## PROBLEM STATEMENT
Though the entries hold pictures, only their text should be duplicated, exactly and in full.

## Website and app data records
^^^^^^^^^^^^^^^^

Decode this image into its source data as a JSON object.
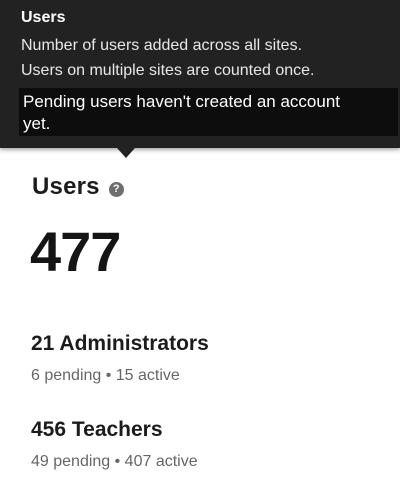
{
  "tooltip": {
    "title": "Users",
    "line1": "Number of users added across all sites.",
    "line2": "Users on multiple sites are counted once.",
    "highlight": "Pending users haven't created an account yet."
  },
  "card": {
    "title": "Users",
    "help_icon": "question-mark",
    "total": "477",
    "groups": [
      {
        "title": "21 Administrators",
        "sub": "6 pending • 15 active"
      },
      {
        "title": "456 Teachers",
        "sub": "49 pending • 407 active"
      }
    ]
  }
}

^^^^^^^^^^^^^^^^

## WORKED SOLUTION
Decode this image into its source data as a JSON object.
{
  "tooltip": {
    "title": "Users",
    "line1": "Number of users added across all sites.",
    "line2": "Users on multiple sites are counted once.",
    "highlight": "Pending users haven't created an account yet."
  },
  "card": {
    "title": "Users",
    "help_icon": "question-mark",
    "total": "477",
    "groups": [
      {
        "title": "21 Administrators",
        "sub": "6 pending • 15 active"
      },
      {
        "title": "456 Teachers",
        "sub": "49 pending • 407 active"
      }
    ]
  }
}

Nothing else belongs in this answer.